== Prompt ==
Your task is to repeat all of the data exactly while excluding the pictures.

Component data from apps and pages:
—————
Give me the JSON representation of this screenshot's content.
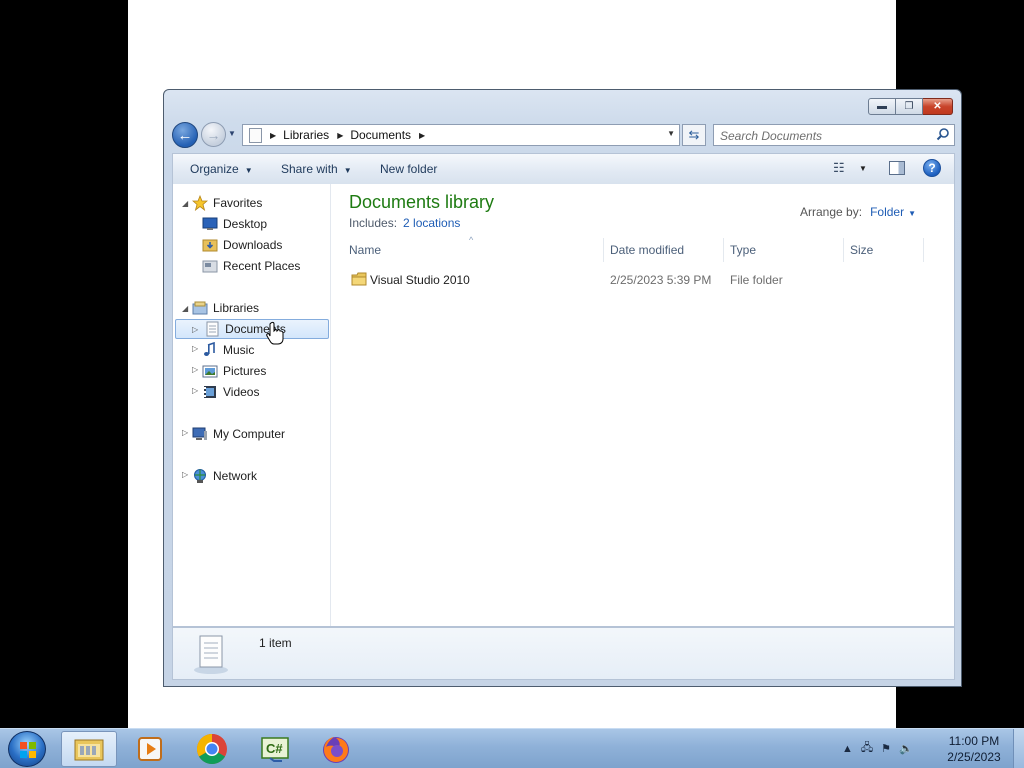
{
  "window": {
    "controls": {
      "minimize": "▬",
      "maximize": "❐",
      "close": "✕"
    }
  },
  "address": {
    "breadcrumbs": [
      "Libraries",
      "Documents"
    ],
    "search_placeholder": "Search Documents"
  },
  "toolbar": {
    "organize": "Organize",
    "share_with": "Share with",
    "new_folder": "New folder",
    "help": "?"
  },
  "navpane": {
    "favorites": "Favorites",
    "favorites_items": [
      "Desktop",
      "Downloads",
      "Recent Places"
    ],
    "libraries": "Libraries",
    "libraries_items": [
      "Documents",
      "Music",
      "Pictures",
      "Videos"
    ],
    "computer": "My Computer",
    "network": "Network"
  },
  "library": {
    "title": "Documents library",
    "includes_label": "Includes:",
    "includes_link": "2 locations",
    "arrange_label": "Arrange by:",
    "arrange_value": "Folder"
  },
  "columns": [
    "Name",
    "Date modified",
    "Type",
    "Size"
  ],
  "files": [
    {
      "name": "Visual Studio 2010",
      "date": "2/25/2023 5:39 PM",
      "type": "File folder",
      "size": ""
    }
  ],
  "details": {
    "count": "1 item"
  },
  "taskbar": {
    "time": "11:00 PM",
    "date": "2/25/2023",
    "apps": [
      "windows-explorer",
      "media-player",
      "chrome",
      "visual-csharp",
      "firefox"
    ],
    "colors": {
      "accent": "#2a6fc5",
      "library_title": "#1e7b12",
      "link": "#1f5db5"
    }
  }
}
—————
== Solution to this task ==
Give me the JSON representation of this screenshot's content.
{
  "window": {
    "controls": {
      "minimize": "▬",
      "maximize": "❐",
      "close": "✕"
    }
  },
  "address": {
    "breadcrumbs": [
      "Libraries",
      "Documents"
    ],
    "search_placeholder": "Search Documents"
  },
  "toolbar": {
    "organize": "Organize",
    "share_with": "Share with",
    "new_folder": "New folder",
    "help": "?"
  },
  "navpane": {
    "favorites": "Favorites",
    "favorites_items": [
      "Desktop",
      "Downloads",
      "Recent Places"
    ],
    "libraries": "Libraries",
    "libraries_items": [
      "Documents",
      "Music",
      "Pictures",
      "Videos"
    ],
    "computer": "My Computer",
    "network": "Network"
  },
  "library": {
    "title": "Documents library",
    "includes_label": "Includes:",
    "includes_link": "2 locations",
    "arrange_label": "Arrange by:",
    "arrange_value": "Folder"
  },
  "columns": [
    "Name",
    "Date modified",
    "Type",
    "Size"
  ],
  "files": [
    {
      "name": "Visual Studio 2010",
      "date": "2/25/2023 5:39 PM",
      "type": "File folder",
      "size": ""
    }
  ],
  "details": {
    "count": "1 item"
  },
  "taskbar": {
    "time": "11:00 PM",
    "date": "2/25/2023",
    "apps": [
      "windows-explorer",
      "media-player",
      "chrome",
      "visual-csharp",
      "firefox"
    ],
    "colors": {
      "accent": "#2a6fc5",
      "library_title": "#1e7b12",
      "link": "#1f5db5"
    }
  }
}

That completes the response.